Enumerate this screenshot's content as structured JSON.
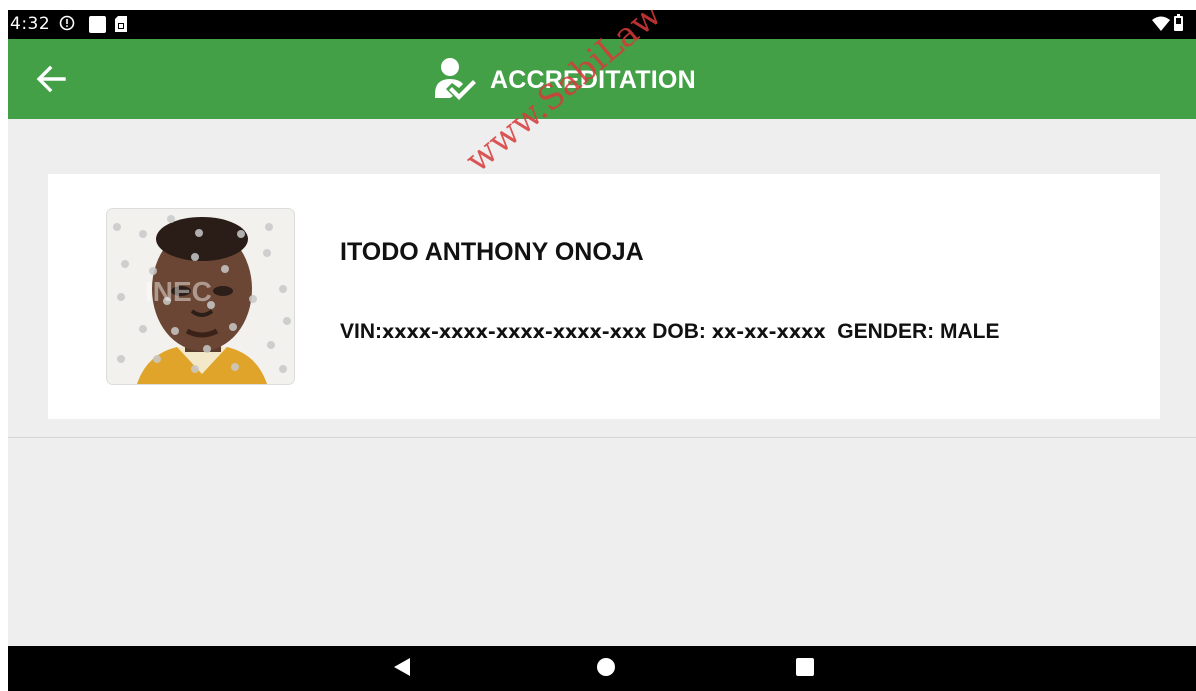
{
  "status_bar": {
    "time": "4:32",
    "icons": [
      "shield-alert-icon",
      "square-notification-icon",
      "sim-card-icon",
      "wifi-icon",
      "battery-icon"
    ]
  },
  "app_bar": {
    "title": "ACCREDITATION",
    "back_icon": "arrow-left-icon",
    "title_icon": "user-check-icon",
    "color": "#43a047"
  },
  "card": {
    "name": "ITODO ANTHONY ONOJA",
    "vin_label": "VIN:",
    "vin_value": "xxxx-xxxx-xxxx-xxxx-xxx",
    "dob_label": "DOB:",
    "dob_value": "xx-xx-xxxx",
    "gender_label": "GENDER:",
    "gender_value": "MALE"
  },
  "watermark": "www.SabiLaw",
  "nav_bar": {
    "icons": [
      "nav-back-icon",
      "nav-home-icon",
      "nav-recents-icon"
    ]
  }
}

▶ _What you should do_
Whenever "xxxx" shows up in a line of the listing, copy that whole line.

▶ _Solution below_
    "vin_value": "xxxx-xxxx-xxxx-xxxx-xxx",
    "dob_value": "xx-xx-xxxx",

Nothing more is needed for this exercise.